- Metallosis–A build-up of metal ions in the blood due to the friction of metal components and/or the degradation of metal parts. The FDA reports that metallosis can create problems with the thyroid, heart and nervous system.The British Medical Journal indicates the build-up can lead to long-term disability, kidney problems, liver damage, muscle problems and lymph node damage.
- Pseudo-tumors–A build-up of fluid stained with metal, which resembles a tumor.

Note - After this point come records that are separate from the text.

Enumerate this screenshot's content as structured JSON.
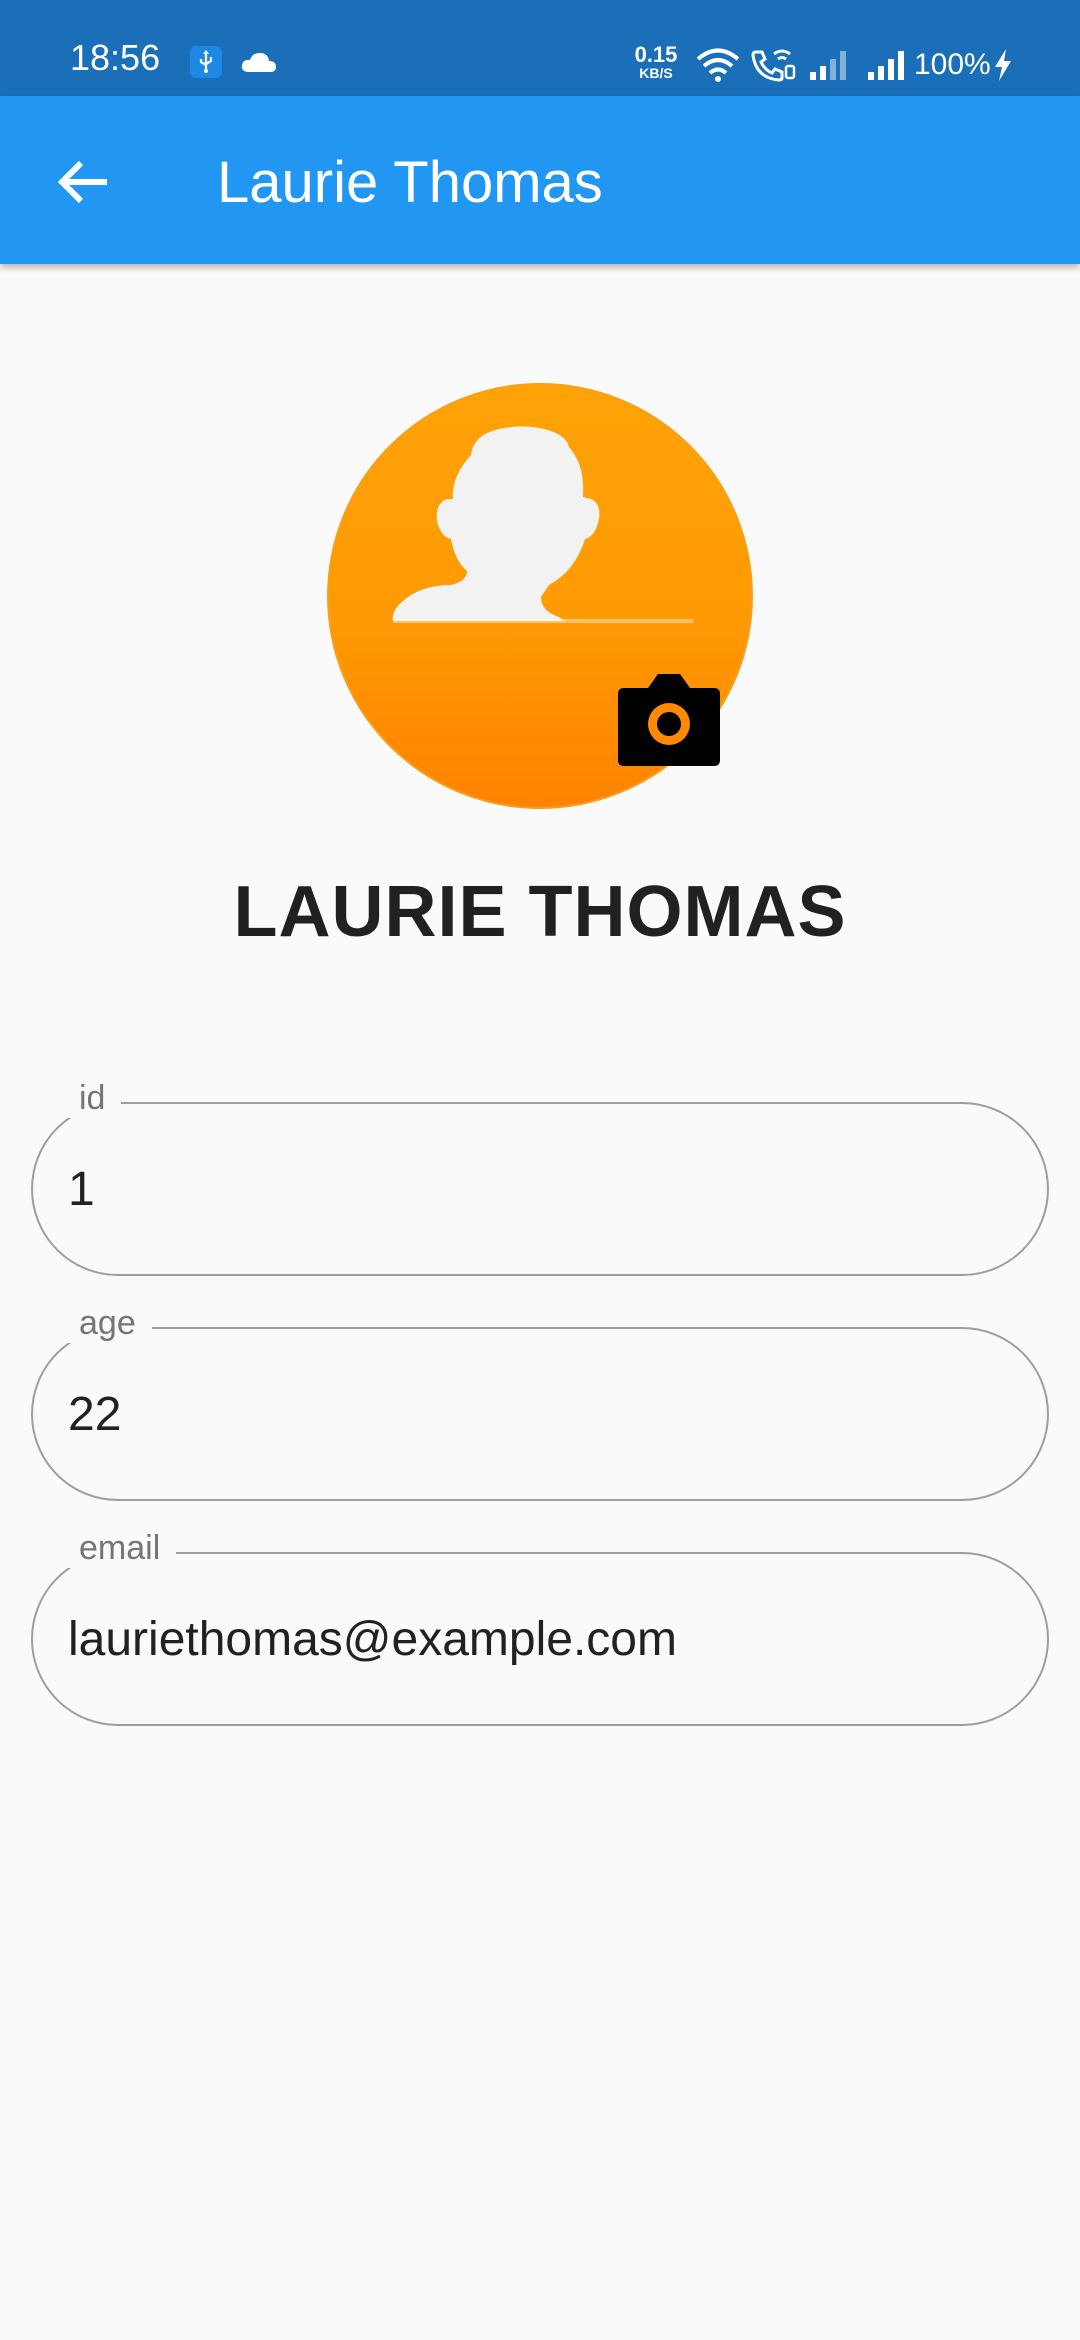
{
  "status_bar": {
    "time": "18:56",
    "net_speed_value": "0.15",
    "net_speed_unit": "KB/S",
    "battery": "100%",
    "icons": [
      "usb-icon",
      "cloud-icon",
      "wifi-icon",
      "wifi-calling-icon",
      "signal-icon",
      "signal-icon",
      "charging-icon"
    ]
  },
  "app_bar": {
    "title": "Laurie Thomas",
    "back_icon": "arrow-back-icon",
    "color": "#2196f3"
  },
  "profile": {
    "name": "LAURIE THOMAS",
    "avatar_icon": "person-silhouette-icon",
    "camera_icon": "camera-icon",
    "avatar_color": "#ff9800"
  },
  "fields": {
    "id": {
      "label": "id",
      "value": "1"
    },
    "age": {
      "label": "age",
      "value": "22"
    },
    "email": {
      "label": "email",
      "value": "lauriethomas@example.com"
    }
  }
}
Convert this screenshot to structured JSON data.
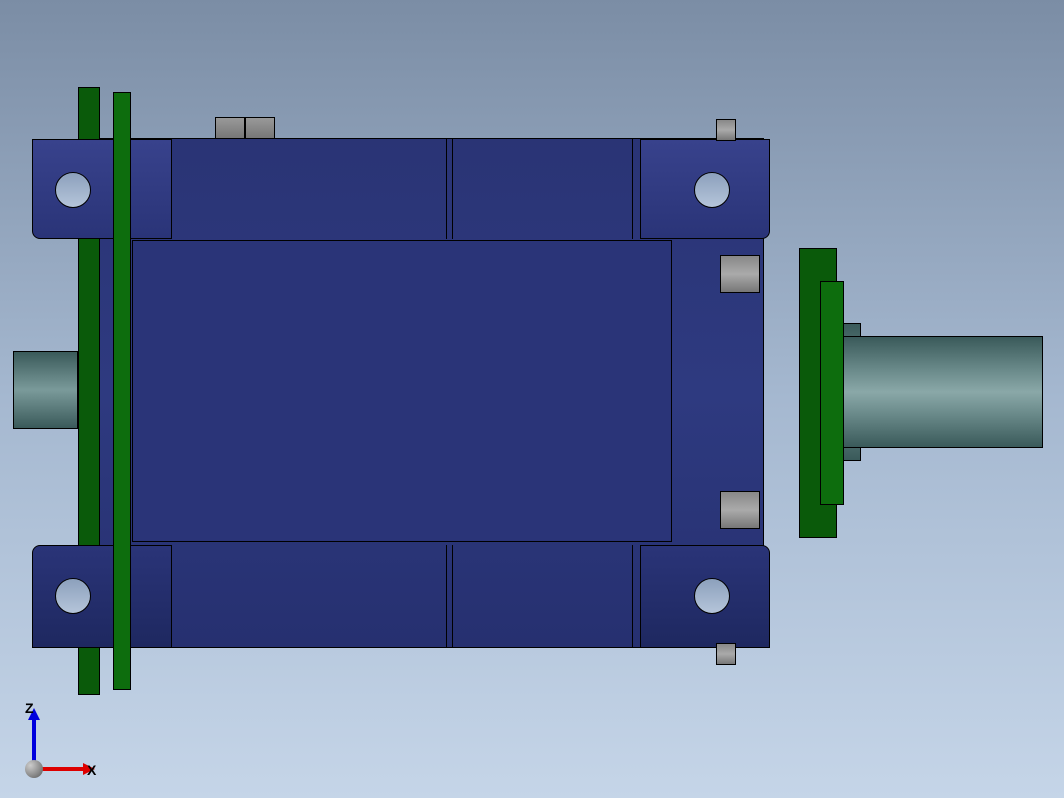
{
  "axes": {
    "z_label": "Z",
    "x_label": "X"
  },
  "colors": {
    "body": "#2a3478",
    "plate": "#0a5a0a",
    "shaft": "#6a8a8a",
    "background_top": "#7b8da5",
    "background_bottom": "#c5d5e8"
  }
}
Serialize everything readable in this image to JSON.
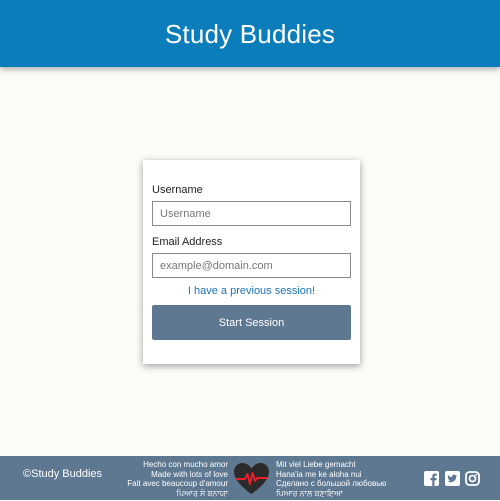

When complications develop, corrective surgery is almost always the solution. Unfortunately, correction can be extremely difficult. The symmetry of the metal shell in the acetabular cup is often destroyed as the metal parts rub against each other, necessitating removal. However, the cup is either screwed into the pelvis during the implant or fused with the pelvis as the bone grows into it. The shell of the cup will typically be firmly adhered to the bone and a major reconstruction of the area may be required in order to achieve removal.
Ongoing health problems may also persist due to complications caused by metal in the body, even after the defective metal-on-metal hip implant has been removed. Some evidence suggests there may even be an increased risk of cancer as a result of the build-up of metal ions in the body.
Problems with a Biomet Hip? Talk to Our Defective Medical Device Lawyers
If you are experiencing complications from a Biomet metal-on-metal hip implant, you should consult with your physician right away.
Symptoms that can indicate a problem include:
- An audible popping sound
- Hip pain
- A sensation of grinding in the hip
- A tumor-like growth
- Soft tissue damage.
The FDA recommends that patients in danger of developing problems due to the Biomet device should undergo routine imaging and blood tests to identify problems early so that they can minimize the potential dangers they face.
If you experience complications and need surgery or additional treatment, Biomet Inc. could be held responsible for your losses. You could be able to file a lawsuit to obtain compensation for medical costs, pain and suffering, lost wages, emotional distress and other damages. Many patients have already filed claims against Biomet over metal-on-metal hip replacements and implants.
An experienced Biomet hip implant attorney at Roberts & Roberts can help you to explore your options for obtaining compensation.To learn more, contact us today to set up a free consultation. You can reach us at 903-597-6000 or 903-597-6000 or contact us online. The call costs you nothing … It could mean everything.